[Background – The recently published “EarlyStim” study demonstrated that deep brain stimulation (DBS) for the treatment of Parkinson’s disease (PD) with early fluctuations is superior to the optimal pharmacological treatment in improving the quality of life and motor symptoms, and preserving sociocultural position. Our retrospective investigation aimed to evaluate if DBS therapy was able to preserve the working capabilities of our patients. Methods – We reviewed the data of 39 young (<60 years-old) PD patients who underwent subthalamic DBS implantation at University of Pécs and had at least two years follow-up. Patients were categorized into two groups based on their working capabilities: Patients with active job (“Job+” group, n=15) and retired patients (without active job, “Job-” group, n=24). Severity of motor symptoms (UPDRS part 3), quality of life (EQ-5D) and presence of active job were evaluated one and two years after the operation. Results – As far as the severity of motor symptoms were concerned, similar (approximately 50%) improvement was achieved in both groups. However, the postoperative quality of life was significantly better in the Job+ group. Majority (12/15, 80%) of Job+ group members were able to preserve their job two years after the operation. However, only a minimal portion (1/24, 4.2%) of the Job- group members was able to return to the world of active employees (p<0.01, McNemar test). Conclusion – Although our retrospective study has several limitations, our results fit well with the conclusions of “EarlyStim” study. Both of them suggest that with optimal timing of DBS implantation we may preserve the working capabilities of our patients.]

Lege Artis Medicinae

[The validation of a disease specific quality of life instrument in patients with psoriatic arthritis]

LOVAS Kornélia, KOÓ Éva, DIANE Whalley, STEPHEN McKenna, MEADS David, KALÓ Zoltán

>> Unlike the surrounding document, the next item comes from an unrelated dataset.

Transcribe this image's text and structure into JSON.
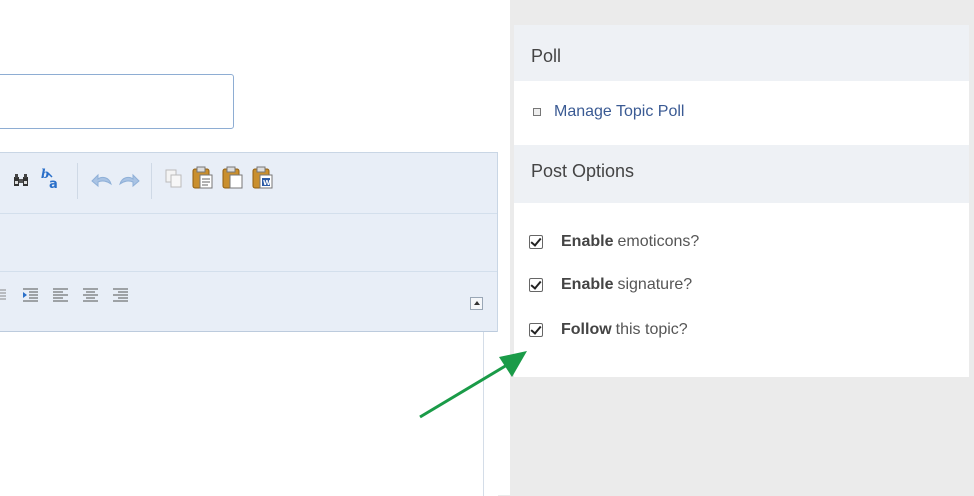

[Measuring quality of life (QoL) has a growing importance in the field of health technology assessment. It is especially true for chronic diseases, such as psoriatic arthritis, which has significant impact on patients’ quality of life through the intensity of symptoms and the duration of the disease. The quality of life measurement can only be reliable and valid if an appropriate instrument is used. One of the most critical elements of the validity of quality of life intruments is the method used for adapting the questionnaire to foreign languages. Authors present their results and experience in the Hungarian adaptation of the Psoriatic Arthritis Quality of Life (PSAQoL) questionnaire.]